Morton's The Steakhouse
Will Smith's Miami is filled with supermodels in thong bikinis holding fruity drinks with umbrellas in them, dancing salsa. But if you head downtown for lunch at Morton's of Chicago, you find a very different kind of Magic City: corporate executives in tailored Armani sipping martinis, cutting deals to canned, easy-listening jazz. The twenty years this steak house chain has been serving USDA prime porterhouse steaks to movers, shakers and other future heart patients is really something to rap about. Smith might not know to git jiggy with it, but the power suits who make the city run over filet mignon are the ones you want to hear say, "Welcome to Miami."
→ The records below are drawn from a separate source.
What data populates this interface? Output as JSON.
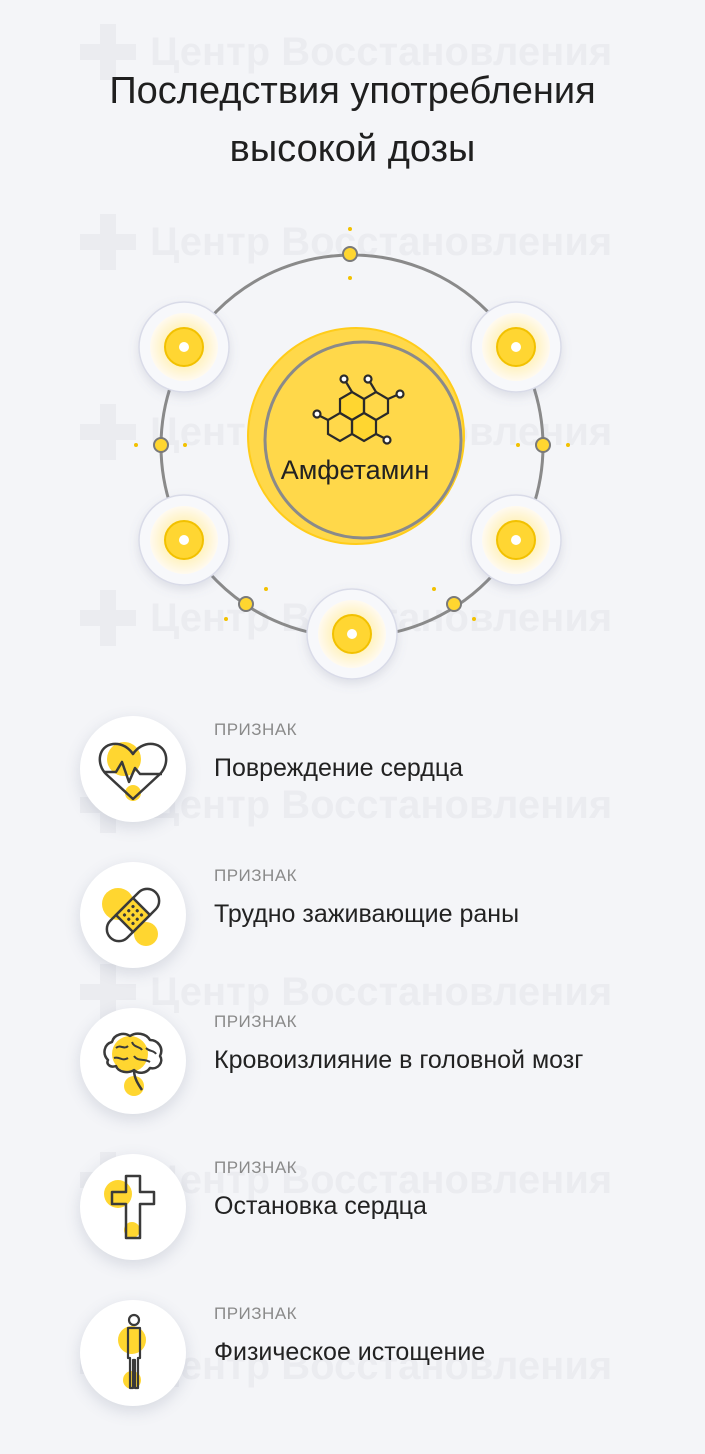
{
  "watermark": "Центр Восстановления",
  "title": {
    "line1": "Последствия употребления",
    "line2": "высокой дозы"
  },
  "center": {
    "label": "Амфетамин",
    "icon": "molecule-icon"
  },
  "colors": {
    "accent": "#ffd630",
    "accent_dark": "#f2c100",
    "ring": "#8a8a8a",
    "background": "#f4f5f8"
  },
  "signs": [
    {
      "kicker": "ПРИЗНАК",
      "text": "Повреждение сердца",
      "icon": "heart-pulse-icon"
    },
    {
      "kicker": "ПРИЗНАК",
      "text": "Трудно заживающие раны",
      "icon": "bandage-icon"
    },
    {
      "kicker": "ПРИЗНАК",
      "text": "Кровоизлияние в головной мозг",
      "icon": "brain-icon"
    },
    {
      "kicker": "ПРИЗНАК",
      "text": "Остановка сердца",
      "icon": "cross-icon"
    },
    {
      "kicker": "ПРИЗНАК",
      "text": "Физическое истощение",
      "icon": "person-icon"
    }
  ]
}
After an exhausting day of trying on clothes and jewelry, what else could refortify a stalwart shopper but a plate of handmade pasta, a glass of wine, and a simple fish or chicken dish? Wearing Prada pumps and Gucci loafers, many such hungry shoppers wait in line for the superior northern Italian food served up by chef Manuel Poucar. The menu features elegant homemade pastas, pizzas, and, of course, carpaccio in a dozen variations. That delicious pasta may set you back as much as 25 bucks, but hey, other diners could have spent that much on shoestrings.
Give us your guava, your yuca, your cabbage, your corn, your watermelons, your sweet potatoes, your tomatoes, and your avocados. Each morning before dawn, masses of produce vendors huddle with truckers, grocery store owners, and restaurant buyers at Allapattah's so-called terminal market, just north of Jackson Memorial Hospital. The market supplies ingredients for Miami's cornucopia of cultures. Snatches of Spanish, Creole, and island-accented English are heard as vendors proffer exotic fruits, Caribbean tubers, giant bags of Spanish rice, Florida oranges, and Idaho potatoes. Packaged products from around the subtropics can also be found here. So grab a thimbleful of Cuban coffee from the corner cafeteria and stroll these four blocks. Buy some fresh, cheap produce while journeying into the heart and stomach of the city.

Best Of Miami®

Best Of Miami®